Task instructions - Where does the string "Sites" appear in the records? Copy every line that contains it.

Component data from apps and pages

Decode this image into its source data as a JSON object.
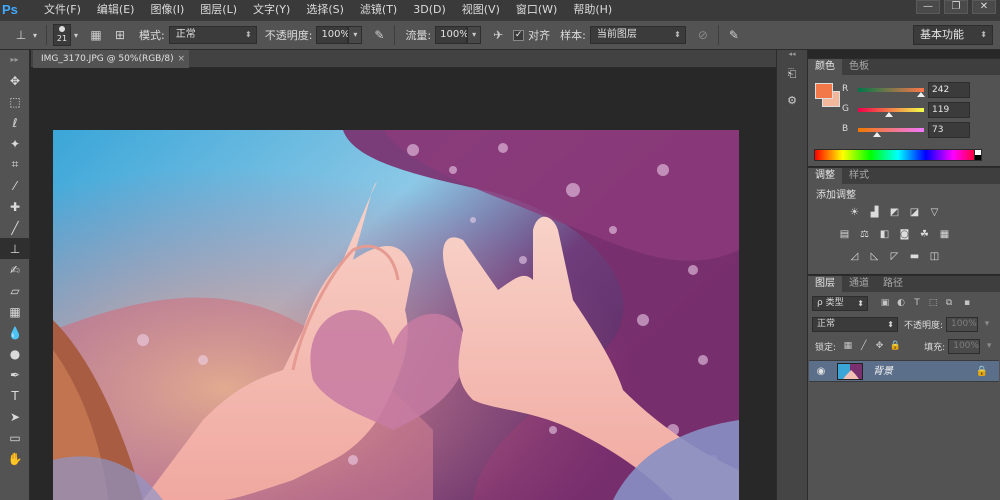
{
  "app": {
    "logo": "Ps"
  },
  "menu": [
    "文件(F)",
    "编辑(E)",
    "图像(I)",
    "图层(L)",
    "文字(Y)",
    "选择(S)",
    "滤镜(T)",
    "3D(D)",
    "视图(V)",
    "窗口(W)",
    "帮助(H)"
  ],
  "window_controls": {
    "minimize": "—",
    "restore": "❐",
    "close": "✕"
  },
  "options": {
    "brush_size": "21",
    "mode_label": "模式:",
    "mode_value": "正常",
    "opacity_label": "不透明度:",
    "opacity_value": "100%",
    "flow_label": "流量:",
    "flow_value": "100%",
    "align_label": "对齐",
    "align_checked": "✓",
    "sample_label": "样本:",
    "sample_value": "当前图层"
  },
  "workspace": "基本功能",
  "document": {
    "tab_title": "IMG_3170.JPG @ 50%(RGB/8)",
    "close": "×"
  },
  "tools": [
    "move-tool",
    "marquee-tool",
    "lasso-tool",
    "magic-wand-tool",
    "crop-tool",
    "eyedropper-tool",
    "spot-healing-tool",
    "brush-tool",
    "clone-stamp-tool",
    "history-brush-tool",
    "eraser-tool",
    "gradient-tool",
    "blur-tool",
    "dodge-tool",
    "pen-tool",
    "type-tool",
    "path-selection-tool",
    "shape-tool",
    "hand-tool"
  ],
  "tool_glyphs": [
    "✥",
    "⬚",
    "ℓ",
    "✦",
    "⌗",
    "⁄",
    "✚",
    "╱",
    "⊥",
    "✍",
    "▱",
    "▦",
    "💧",
    "●",
    "✒",
    "T",
    "➤",
    "▭",
    "✋"
  ],
  "color_panel": {
    "tabs": [
      "颜色",
      "色板"
    ],
    "foreground": "#f27749",
    "background": "#f3b79b",
    "channels": [
      {
        "label": "R",
        "value": "242"
      },
      {
        "label": "G",
        "value": "119"
      },
      {
        "label": "B",
        "value": "73"
      }
    ]
  },
  "adjustments_panel": {
    "tabs": [
      "调整",
      "样式"
    ],
    "title": "添加调整"
  },
  "layers_panel": {
    "tabs": [
      "图层",
      "通道",
      "路径"
    ],
    "filter_label": "ρ 类型",
    "blend_mode": "正常",
    "opacity_label": "不透明度:",
    "opacity_value": "100%",
    "lock_label": "锁定:",
    "fill_label": "填充:",
    "fill_value": "100%",
    "layer_name": "背景"
  }
}
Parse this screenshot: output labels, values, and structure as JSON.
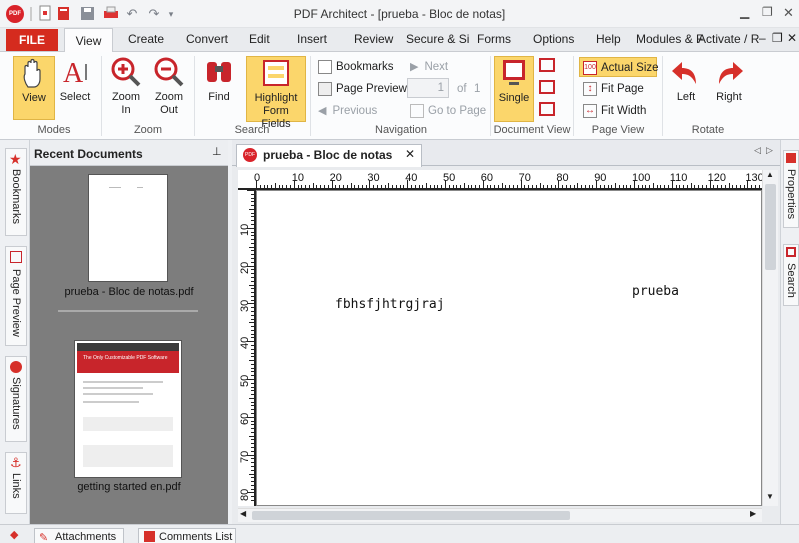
{
  "window": {
    "title": "PDF Architect  - [prueba - Bloc de notas]",
    "logo_text": "PDF",
    "controls": [
      "minimize-icon",
      "restore-icon",
      "close-icon"
    ]
  },
  "quick_access": {
    "icons": [
      "new-icon",
      "open-icon",
      "save-icon",
      "print-icon",
      "undo-icon",
      "redo-icon",
      "customize-dropdown-icon"
    ]
  },
  "ribbon_tabs": {
    "file": "FILE",
    "view": "View",
    "create": "Create",
    "convert": "Convert",
    "edit": "Edit",
    "insert": "Insert",
    "review": "Review",
    "secure": "Secure & Si",
    "forms": "Forms",
    "options": "Options",
    "help": "Help",
    "modules": "Modules & F",
    "activate": "Activate / R",
    "right_icons": [
      "minimize-ribbon-icon",
      "restore-ribbon-icon",
      "close-doc-icon"
    ]
  },
  "ribbon": {
    "modes": {
      "label": "Modes",
      "view": "View",
      "select": "Select"
    },
    "zoom": {
      "label": "Zoom",
      "zoom_in_1": "Zoom",
      "zoom_in_2": "In",
      "zoom_out_1": "Zoom",
      "zoom_out_2": "Out"
    },
    "search": {
      "label": "Search",
      "find": "Find",
      "highlight_1": "Highlight",
      "highlight_2": "Form Fields"
    },
    "navigation": {
      "label": "Navigation",
      "bookmarks": "Bookmarks",
      "page_preview": "Page Preview",
      "previous": "Previous",
      "next": "Next",
      "page_value": "1",
      "of": "of",
      "total_pages": "1",
      "go_to_page": "Go to Page"
    },
    "document_view": {
      "label": "Document View",
      "single": "Single"
    },
    "page_view": {
      "label": "Page View",
      "actual_size": "Actual Size",
      "fit_page": "Fit Page",
      "fit_width": "Fit Width"
    },
    "rotate": {
      "label": "Rotate",
      "left": "Left",
      "right": "Right"
    },
    "accent": "#fbd66b"
  },
  "left_tabs": {
    "bookmarks": "Bookmarks",
    "page_preview": "Page Preview",
    "signatures": "Signatures",
    "links": "Links"
  },
  "recent": {
    "title": "Recent Documents",
    "docs": [
      {
        "name": "prueba - Bloc de notas.pdf"
      },
      {
        "name": "getting started en.pdf",
        "header": "The Only Customizable PDF Software"
      }
    ]
  },
  "doc_tab": {
    "label": "prueba - Bloc de notas"
  },
  "ruler": {
    "h": [
      "0",
      "10",
      "20",
      "30",
      "40",
      "50",
      "60",
      "70",
      "80",
      "90",
      "100",
      "110",
      "120",
      "130"
    ],
    "v": [
      "10",
      "20",
      "30",
      "40",
      "50",
      "60",
      "70",
      "80"
    ]
  },
  "page_text": {
    "left": "fbhsfjhtrgjraj",
    "right": "prueba"
  },
  "right_tabs": {
    "properties": "Properties",
    "search": "Search"
  },
  "bottom_tabs": {
    "attachments": "Attachments",
    "comments": "Comments List"
  }
}
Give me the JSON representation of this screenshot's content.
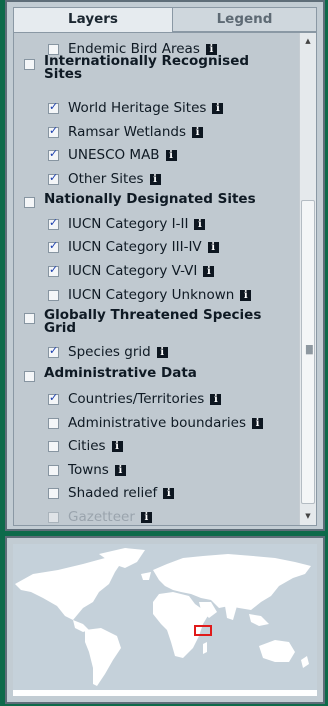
{
  "tabs": [
    {
      "label": "Layers",
      "active": true
    },
    {
      "label": "Legend",
      "active": false
    }
  ],
  "layers": [
    {
      "label": "Endemic Bird Areas",
      "type": "item",
      "checked": false,
      "info": true
    },
    {
      "label": "Internationally Recognised Sites",
      "type": "group",
      "checked": false
    },
    {
      "label": "World Heritage Sites",
      "type": "item",
      "checked": true,
      "info": true
    },
    {
      "label": "Ramsar Wetlands",
      "type": "item",
      "checked": true,
      "info": true
    },
    {
      "label": "UNESCO MAB",
      "type": "item",
      "checked": true,
      "info": true
    },
    {
      "label": "Other Sites",
      "type": "item",
      "checked": true,
      "info": true
    },
    {
      "label": "Nationally Designated Sites",
      "type": "group",
      "checked": false
    },
    {
      "label": "IUCN Category I-II",
      "type": "item",
      "checked": true,
      "info": true
    },
    {
      "label": "IUCN Category III-IV",
      "type": "item",
      "checked": true,
      "info": true
    },
    {
      "label": "IUCN Category V-VI",
      "type": "item",
      "checked": true,
      "info": true
    },
    {
      "label": "IUCN Category Unknown",
      "type": "item",
      "checked": false,
      "info": true
    },
    {
      "label": "Globally Threatened Species Grid",
      "type": "group",
      "checked": false
    },
    {
      "label": "Species grid",
      "type": "item",
      "checked": true,
      "info": true
    },
    {
      "label": "Administrative Data",
      "type": "group",
      "checked": false
    },
    {
      "label": "Countries/Territories",
      "type": "item",
      "checked": true,
      "info": true
    },
    {
      "label": "Administrative boundaries",
      "type": "item",
      "checked": false,
      "info": true
    },
    {
      "label": "Cities",
      "type": "item",
      "checked": false,
      "info": true
    },
    {
      "label": "Towns",
      "type": "item",
      "checked": false,
      "info": true
    },
    {
      "label": "Shaded relief",
      "type": "item",
      "checked": false,
      "info": true
    },
    {
      "label": "Gazetteer",
      "type": "item",
      "checked": false,
      "info": true,
      "disabled": true
    }
  ],
  "info_glyph": "i",
  "icons": {
    "info": "info-icon",
    "scroll_up": "scroll-up-arrow-icon",
    "scroll_down": "scroll-down-arrow-icon"
  },
  "colors": {
    "page_background": "#0d6a4a",
    "panel_background": "#c0c9d0",
    "check_mark": "#1b3fae",
    "overview_extent": "#e01a1a",
    "land": "#ffffff",
    "ocean": "#c5d1da"
  }
}
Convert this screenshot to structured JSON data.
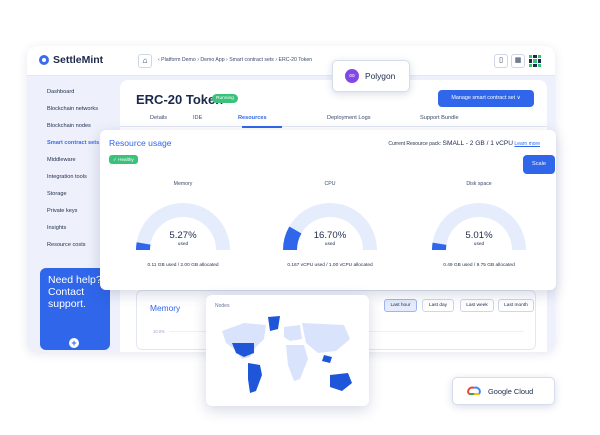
{
  "app": {
    "logo_text": "SettleMint"
  },
  "breadcrumb": {
    "home_icon": "home-icon",
    "text": "‹ Platform Demo › Demo App › Smart contract sets › ERC-20 Token"
  },
  "sidebar": {
    "items": [
      {
        "label": "Dashboard"
      },
      {
        "label": "Blockchain networks"
      },
      {
        "label": "Blockchain nodes"
      },
      {
        "label": "Smart contract sets"
      },
      {
        "label": "Middleware"
      },
      {
        "label": "Integration tools"
      },
      {
        "label": "Storage"
      },
      {
        "label": "Private keys"
      },
      {
        "label": "Insights"
      },
      {
        "label": "Resource costs"
      }
    ]
  },
  "help": {
    "text": "Need help? Contact support."
  },
  "page": {
    "title": "ERC-20 Token",
    "status": "Running",
    "manage_button": "Manage smart contract set ∨",
    "tabs": [
      {
        "label": "Details"
      },
      {
        "label": "IDE"
      },
      {
        "label": "Resources"
      },
      {
        "label": "Deployment Logs"
      },
      {
        "label": "Support Bundle"
      }
    ]
  },
  "polygon": {
    "label": "Polygon"
  },
  "resource_usage": {
    "title": "Resource usage",
    "health": "Healthy",
    "pack_label": "Current Resource pack:",
    "pack_value": "SMALL - 2 GB / 1 vCPU",
    "learn_more": "Learn more",
    "scale_button": "Scale",
    "gauges": [
      {
        "label": "Memory",
        "value": "5.27%",
        "pct": 5.27,
        "unit": "used",
        "detail": "0.11 GB used / 2.00 GB allocated"
      },
      {
        "label": "CPU",
        "value": "16.70%",
        "pct": 16.7,
        "unit": "used",
        "detail": "0.167 vCPU used / 1.00 vCPU allocated"
      },
      {
        "label": "Disk space",
        "value": "5.01%",
        "pct": 5.01,
        "unit": "used",
        "detail": "0.49 GB used / 9.75 GB allocated"
      }
    ]
  },
  "memory_chart": {
    "title": "Memory",
    "tick": "10.0%",
    "ranges": [
      {
        "label": "Last hour"
      },
      {
        "label": "Last day"
      },
      {
        "label": "Last week"
      },
      {
        "label": "Last month"
      }
    ]
  },
  "nodes": {
    "title": "Nodes"
  },
  "google_cloud": {
    "label": "Google Cloud"
  },
  "colors": {
    "accent": "#2f66ea",
    "healthy": "#39c27a",
    "polygon": "#8247e5"
  }
}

Answer -
      "label": "Internationally Recognised Sites",
      "label": "World Heritage Sites",
      "label": "Other Sites",
      "label": "Nationally Designated Sites",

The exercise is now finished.